I had such a wonderful response to my Frosty pattern! I sent a copy to all who supplied me with contact information. If you are reading this and did not get a copy of the pattern, please send your contact information to email@example.com so I can send one to you.
The winner of Monday's drawing is Mary Ellen Futch. Congrats Mary! I will send you the fabric bundle and my Geese on the Loose pattern.
I had said that I would post my method for foundation piecing in this blog. I love to paper piece (or foundation piece) because of the wonderful accuracy, but I don't like tearing off all of that paper when I am done. I have a friend, Dolores, who helps me piece quilts for magazines and I usually give her the foundation sections to piece because she is so quick. I was doing a pineapple block and when she was done, I didn't want to pay her to just tear paper off so I did it. It took me 10 hours to tear off all of the paper! After that I thought there had to be a better way. I'm not sure whether I came up with this method first, but I know I definitely like it better than the alternative!
What it involves is instead of using tracing paper or foundation paper, I use freezer paper. You can use the large rolls that you can purchase at the grocery store or you can purchase 8-1/2" x 11" sheets here: Freezer paper.tofrombuy=QuiltingSupplies||||1&p=2.
All of my patterns that have foundation piecing in them include a CD with tips for sewing plus the PDF of the foundation section so you can print it with your home printer. Here is what the quilt looks like. I designed this pattern for the Hoffman Challenge. It traveled with one of the groups and it has also won many ribbons. This is a popular workshop that I teach.
Here is what the foundation section looks like, on one section, printed on the freezer paper.
I printed on the paper side (not shiny side). Also with all of my foundation patterns I have designed a set of acrylic templates to use either for traditional piecing or for foundation piecing. I like to use templates because I have very little waste when I sew and I like to use the correct shape for the section so that I don't make a mistake and sew a patch that either doesn't fill the space or is turned in a wrong direction. This is what the templates look like. I include a couple extra templates, which I will explain their use later in the blog. You can find the templates here: Geese on the Loose templates.
I use the small templates for cutting out the pieces for foundation piecing. Since the templates include the 1/4' seam allowance and I need slightly larger pieces for the foundation piecing, I use an Add-a-Quarter ruler to add an extra 1/4" around the entire template.
Start by cutting a strip 1/2" larger than the template and use an Add-a-quarter ruler to add an extra 1/4" around the template so I have enough fabric for the sections.
When using the freezer paper you do not have to sew on the paper. Here are the steps to using it.
Step 1: Press the first fabric wrong side of the fabric to the shiny side of the paper.
Step 2: Fold the paper back (I used my business card) on the line between #1 and #2. The line should show just next to the card.
Step 3: Trim the fabric to 1/4" using the Add-a-quarter ruler.

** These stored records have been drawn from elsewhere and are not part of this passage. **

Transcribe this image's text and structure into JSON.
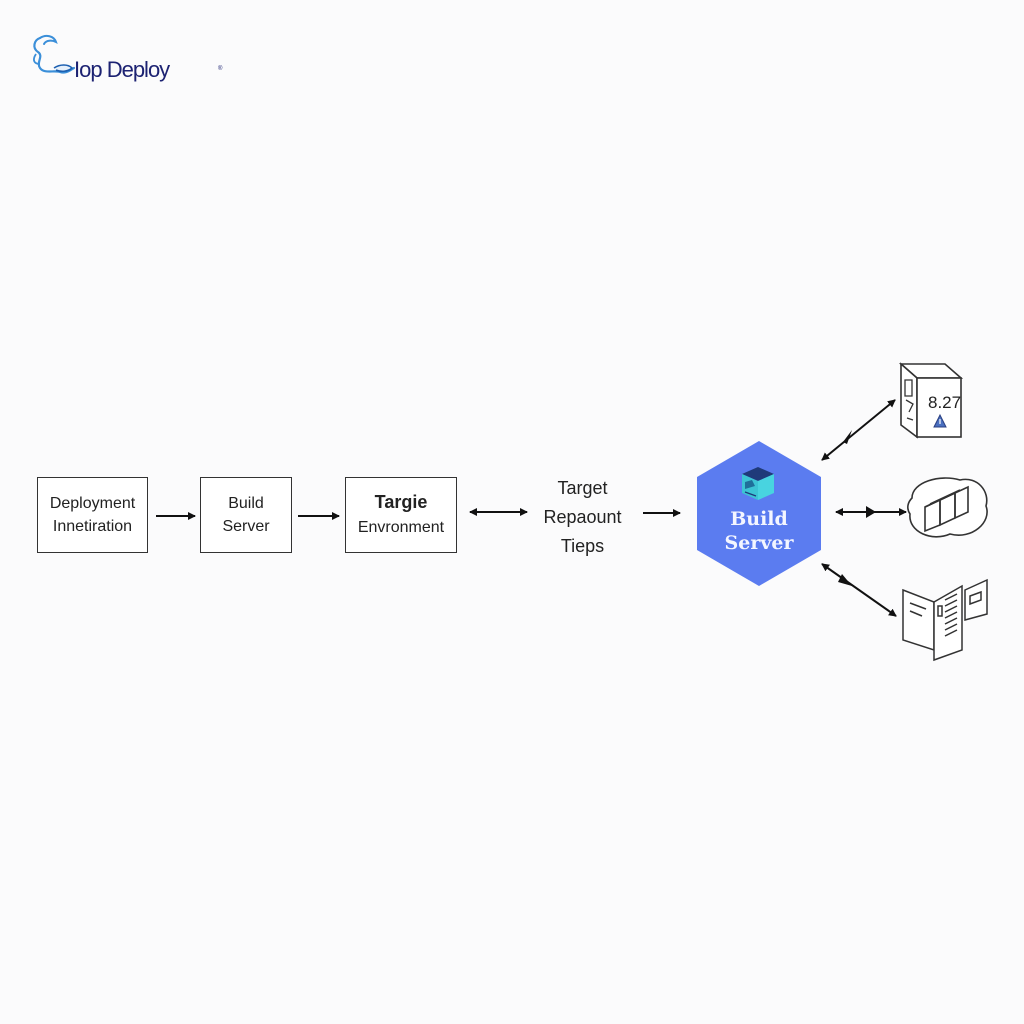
{
  "brand": {
    "name": "Top Deploy",
    "display_text": "Iop Deploy",
    "trademark": "®",
    "logo_icon": "dragon-swirl-icon",
    "color": "#1c2272",
    "icon_color": "#3b8fd9"
  },
  "diagram": {
    "flow": [
      {
        "id": "deployment-innetiration",
        "lines": [
          "Deployment",
          "Innetiration"
        ],
        "shape": "rectangle"
      },
      {
        "id": "build-server-box",
        "lines": [
          "Build",
          "Server"
        ],
        "shape": "rectangle"
      },
      {
        "id": "targie-environment",
        "title": "Targie",
        "subtitle": "Envronment",
        "shape": "rectangle"
      },
      {
        "id": "target-repaount-tieps",
        "lines": [
          "Target",
          "Repaount",
          "Tieps"
        ],
        "shape": "text"
      },
      {
        "id": "build-server-hub",
        "lines": [
          "Build",
          "Server"
        ],
        "shape": "hexagon",
        "icon": "server-cube-icon"
      }
    ],
    "connectors": [
      {
        "from": "deployment-innetiration",
        "to": "build-server-box",
        "type": "arrow"
      },
      {
        "from": "build-server-box",
        "to": "targie-environment",
        "type": "arrow"
      },
      {
        "from": "targie-environment",
        "to": "target-repaount-tieps",
        "type": "double-arrow"
      },
      {
        "from": "target-repaount-tieps",
        "to": "build-server-hub",
        "type": "arrow"
      },
      {
        "from": "build-server-hub",
        "to": "server-box-node",
        "type": "double-arrow"
      },
      {
        "from": "build-server-hub",
        "to": "container-cloud-node",
        "type": "double-arrow"
      },
      {
        "from": "build-server-hub",
        "to": "documents-node",
        "type": "double-arrow"
      }
    ],
    "outputs": [
      {
        "id": "server-box-node",
        "icon": "server-box-icon",
        "label": "8.27",
        "badge": "warning-icon"
      },
      {
        "id": "container-cloud-node",
        "icon": "container-cloud-icon"
      },
      {
        "id": "documents-node",
        "icon": "documents-icon"
      }
    ],
    "colors": {
      "hexagon_fill": "#5b7cf0",
      "hexagon_text": "#f4f6ff",
      "icon_teal": "#3cc4d4",
      "stroke": "#222222",
      "warning": "#4a6fbf"
    }
  }
}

Step 4: Place the second fabric, right sides together, lined up with the cut edge. Make sure there is a little fabric hanging over each edge and that the triangle is pointing in the direction that you see through the top of the paper.
Step 5: Sew ALONG the edge of the fold of the freezer paper, NOT on the paper.
Step 6: Finger press the fabric over and then press with an iron to the line between #2 and #3 sections.
Repeat steps 2 through 6 until you have the whole section finished.
My template sets have extra templates that are used to trim the section to the exact size you need to sew in the block. Peel the freezer paper off the pieced section and using the template, (place some rolled up tape on the back to keep it from sliding around) line it up on the points of the pieced section making sure that they are within the seam allowance. Trim around the template and your section is ready to sew!
Doesn't that look wonderful! No paper to tear off and the freezer paper is ready to go to make another section. I like to string piece 5 to 10 sections one right after the other as I sew on each section. That way they go together faster and I feel I have accomplished something when I get a group done!
I need to get back to awarding fabric bundles so here is the next fabric bundle from P&B that is up for grabs. It is another group from the Suede group. Please leave a comment as to what you think you might do with it. When I post the winner, I will show what I decided to do with it.
REMEMBER, I CAN NOT SEND YOU A MESSAGE IF YOU WON IF YOU DO NOT LEAVE YOUR EMAIL ADDRESS. DON'T MISS OUT. While you are leaving a message tell me what paper pieced pattern you have been wanting to do but have avoided because you didn't want to do all that work.
In closing; Always do what you love and love what you do. Toby Lischko